More than any of the other legal holidays, this one challenges us. First, we were challenged to establish the holiday. Now, holiday in place, we return to a more fundamental challenge: Are we who we say we are? The Martin Luther King Jr. holiday is a national mirror that dares us to recognize our failings and still strive to live up to our ideals.
Public Domain: Library of Congress, Prints & Photographs Division, U.S. News & World Report Magazine Collection, LC-DIG-ppmsc-01269
The third Monday in January is the federal holiday honoring the life and achievements of the Rev. Dr. Martin Luther King, Jr. The tumultuous story of its establishment begins only four days after Dr. King's assassination on April 4, 1968 and continues for 15 years at the federal level, even longer in some states, to culminate on November 2, 1983 with the adoption of a new legal holiday beginning in 1986. In between, we see America in its full humanity, struggling with its failings, but ultimately transcendent.
Fortunately for a post on "legal" holidays, Dr. King's I Have a Dream speech begins with very legalistic metaphors: the ideals of our Constitution and Declaration of Independence are a promissory note issued to the people of our country, yet payments on that note to people of color are being returned for insufficient funds. Dr. King, however, refuses to believe the bank of justice is bankrupt, and without asking for or accepting excuses, demands an appropriate cure; he calls on our nation to "rise up and live out the true meaning of its creed: 'We hold these truths to be self-evident: that all men are created equal.'"
We have made progress toward Dr. King's dream; the first non-white-male president of the United States is one clear indication. I see another indicator in my family. As a high school freshman, I was bused under court order to integrate a traditionally-black inner-city school in Virginia to overcome decades of Plessy v. Ferguson's separate-but-equal failings. Today, my daughter is a freshman in an inner-city, racially-diverse high school in Denver, by choice. Yet, lingering achievement gaps among racial and economic groups in her school and Colorado schools generally remind us that we have more work to do.
Today, Denver holds a "Marade," one of the largest King Day celebrations in the country. A Marade, a term coined by Wilma Webb, former State Representative, former First Lady of Denver, and founder of the King Holiday in Colorado, is both march and parade, both demonstration and celebration, her way of reminding us that in civil rights, human rights, no matter our accomplishments, ongoing attention is required.
Striving is central to the content of our American character. I am reminded of the remarks of one of Dr. King's predecessors in the civil rights movement concerning an even earlier figure in America's struggles to live out its creed.
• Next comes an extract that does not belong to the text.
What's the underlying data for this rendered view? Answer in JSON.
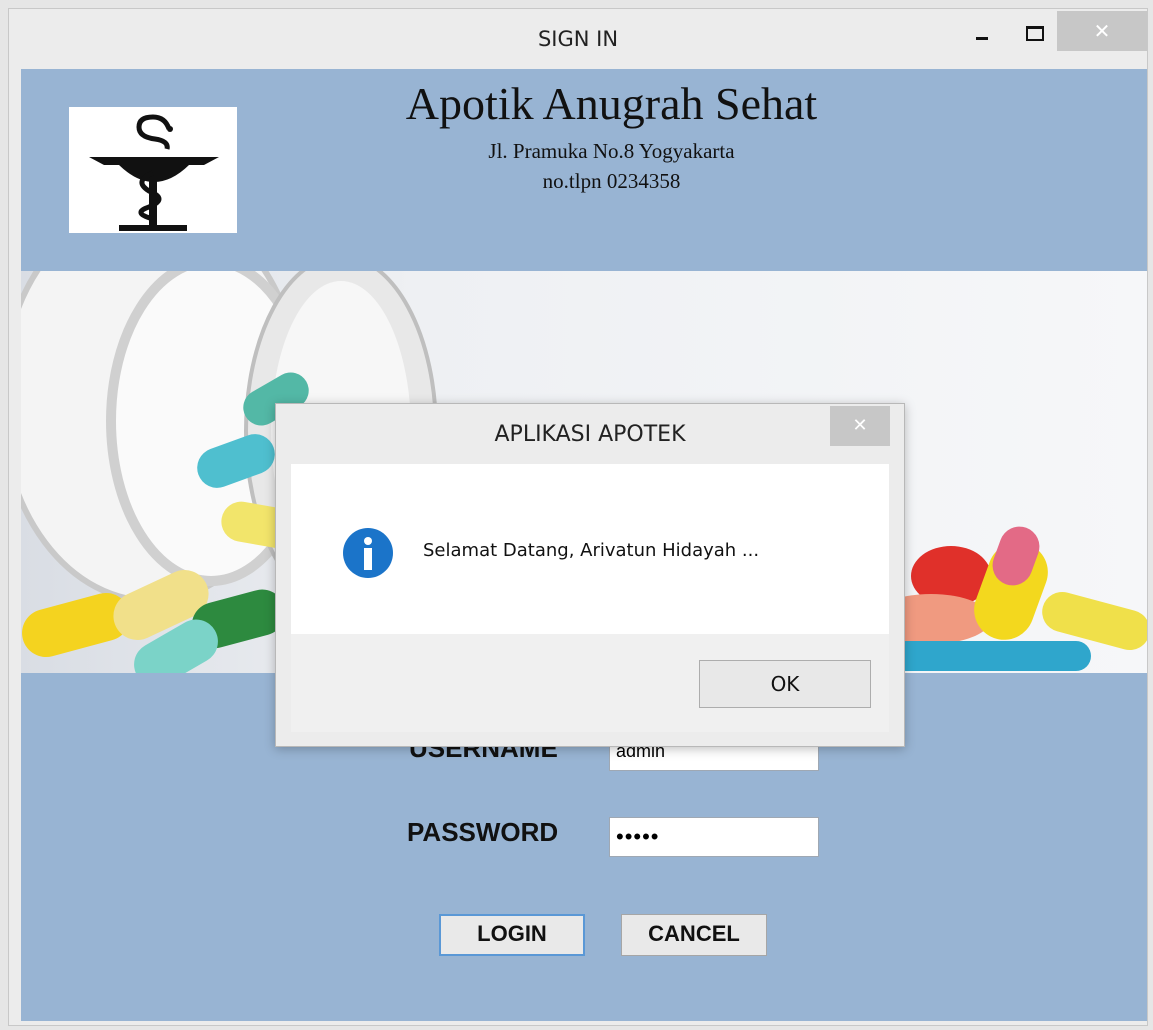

From W.E.B. Du Bois, one of the founders of the NAACP, writing about President Abraham Lincoln: "I love him not because he was perfect, but because he was not and yet triumphed."